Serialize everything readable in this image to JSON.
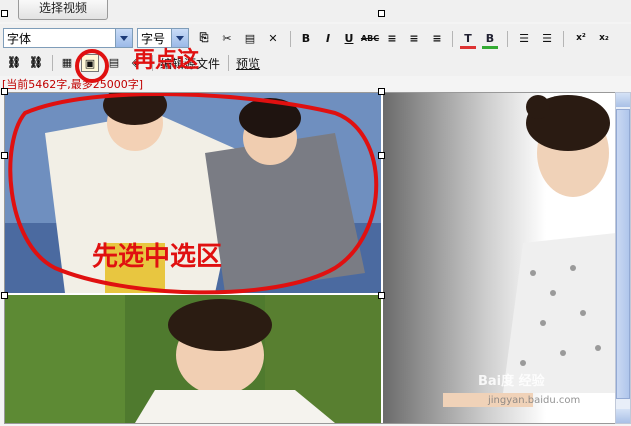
{
  "top": {
    "select_video_label": "选择视频"
  },
  "toolbar": {
    "font_combo": "字体",
    "size_combo": "字号",
    "row1_buttons": [
      {
        "name": "copy-icon",
        "glyph": "⎘"
      },
      {
        "name": "cut-icon",
        "glyph": "✂"
      },
      {
        "name": "paste-icon",
        "glyph": "📋"
      },
      {
        "name": "delete-icon",
        "glyph": "✕"
      },
      {
        "name": "bold-button",
        "glyph": "B"
      },
      {
        "name": "italic-button",
        "glyph": "I"
      },
      {
        "name": "underline-button",
        "glyph": "U"
      },
      {
        "name": "strikethrough-button",
        "glyph": "ABC"
      },
      {
        "name": "align-left-icon",
        "glyph": "≡"
      },
      {
        "name": "align-center-icon",
        "glyph": "≡"
      },
      {
        "name": "align-right-icon",
        "glyph": "≡"
      },
      {
        "name": "text-color-icon",
        "glyph": "T"
      },
      {
        "name": "bg-color-icon",
        "glyph": "B"
      },
      {
        "name": "ordered-list-icon",
        "glyph": "☰"
      },
      {
        "name": "unordered-list-icon",
        "glyph": "☰"
      },
      {
        "name": "superscript-icon",
        "glyph": "x²"
      },
      {
        "name": "subscript-icon",
        "glyph": "x₂"
      }
    ],
    "source_label": "编辑源文件",
    "preview_label": "预览"
  },
  "counter_text": "[当前5462字,最多25000字]",
  "annotations": {
    "click_again": "再点这",
    "select_area": "先选中选区"
  },
  "watermark": "Bai度 经验",
  "watermark_sub": "jingyan.baidu.com",
  "colors": {
    "annotation_red": "#e01010",
    "counter_red": "#c00000"
  }
}
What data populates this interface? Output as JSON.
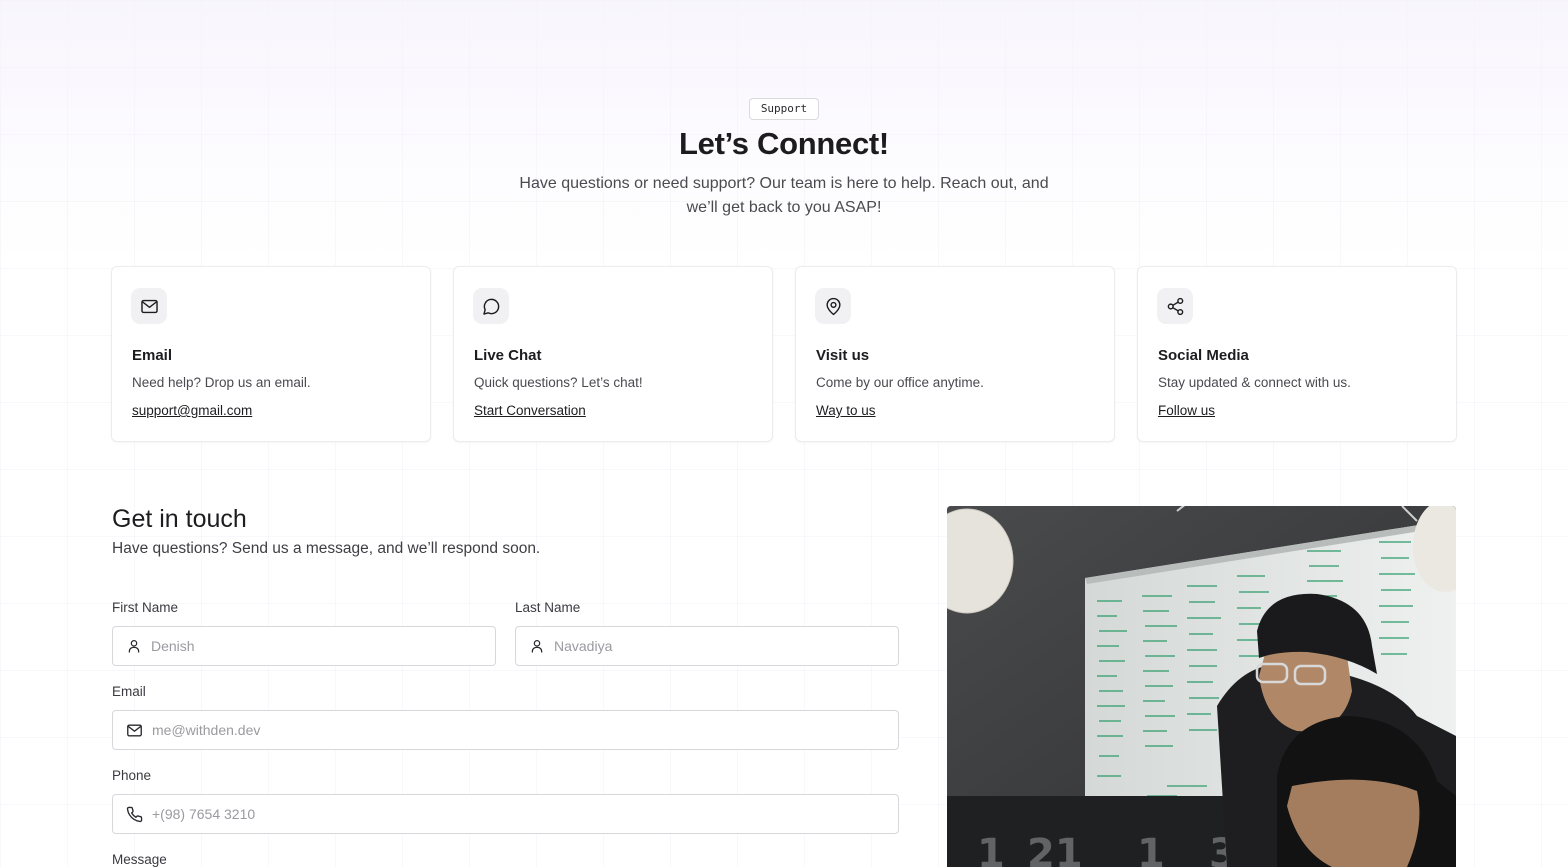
{
  "hero": {
    "badge": "Support",
    "title": "Let’s Connect!",
    "subtitle_line1": "Have questions or need support? Our team is here to help. Reach out, and",
    "subtitle_line2": "we’ll get back to you ASAP!"
  },
  "cards": [
    {
      "icon": "mail-icon",
      "title": "Email",
      "description": "Need help? Drop us an email.",
      "link": "support@gmail.com"
    },
    {
      "icon": "chat-bubble-icon",
      "title": "Live Chat",
      "description": "Quick questions? Let’s chat!",
      "link": "Start Conversation"
    },
    {
      "icon": "map-pin-icon",
      "title": "Visit us",
      "description": "Come by our office anytime.",
      "link": "Way to us"
    },
    {
      "icon": "share-icon",
      "title": "Social Media",
      "description": "Stay updated & connect with us.",
      "link": "Follow us"
    }
  ],
  "contact": {
    "title": "Get in touch",
    "subtitle": "Have questions? Send us a message, and we’ll respond soon.",
    "first_name": {
      "label": "First Name",
      "placeholder": "Denish",
      "icon": "user-icon"
    },
    "last_name": {
      "label": "Last Name",
      "placeholder": "Navadiya",
      "icon": "user-icon"
    },
    "email": {
      "label": "Email",
      "placeholder": "me@withden.dev",
      "icon": "mail-icon"
    },
    "phone": {
      "label": "Phone",
      "placeholder": "+(98) 7654 3210",
      "icon": "phone-icon"
    },
    "message": {
      "label": "Message"
    }
  },
  "photo": {
    "board_numbers": [
      "1",
      "21",
      "1",
      "3"
    ]
  }
}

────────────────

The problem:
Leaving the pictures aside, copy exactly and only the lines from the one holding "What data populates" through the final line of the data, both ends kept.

Response to the exercise:
What data populates this interface? Output as JSON.
{
  "hero": {
    "badge": "Support",
    "title": "Let’s Connect!",
    "subtitle_line1": "Have questions or need support? Our team is here to help. Reach out, and",
    "subtitle_line2": "we’ll get back to you ASAP!"
  },
  "cards": [
    {
      "icon": "mail-icon",
      "title": "Email",
      "description": "Need help? Drop us an email.",
      "link": "support@gmail.com"
    },
    {
      "icon": "chat-bubble-icon",
      "title": "Live Chat",
      "description": "Quick questions? Let’s chat!",
      "link": "Start Conversation"
    },
    {
      "icon": "map-pin-icon",
      "title": "Visit us",
      "description": "Come by our office anytime.",
      "link": "Way to us"
    },
    {
      "icon": "share-icon",
      "title": "Social Media",
      "description": "Stay updated & connect with us.",
      "link": "Follow us"
    }
  ],
  "contact": {
    "title": "Get in touch",
    "subtitle": "Have questions? Send us a message, and we’ll respond soon.",
    "first_name": {
      "label": "First Name",
      "placeholder": "Denish",
      "icon": "user-icon"
    },
    "last_name": {
      "label": "Last Name",
      "placeholder": "Navadiya",
      "icon": "user-icon"
    },
    "email": {
      "label": "Email",
      "placeholder": "me@withden.dev",
      "icon": "mail-icon"
    },
    "phone": {
      "label": "Phone",
      "placeholder": "+(98) 7654 3210",
      "icon": "phone-icon"
    },
    "message": {
      "label": "Message"
    }
  },
  "photo": {
    "board_numbers": [
      "1",
      "21",
      "1",
      "3"
    ]
  }
}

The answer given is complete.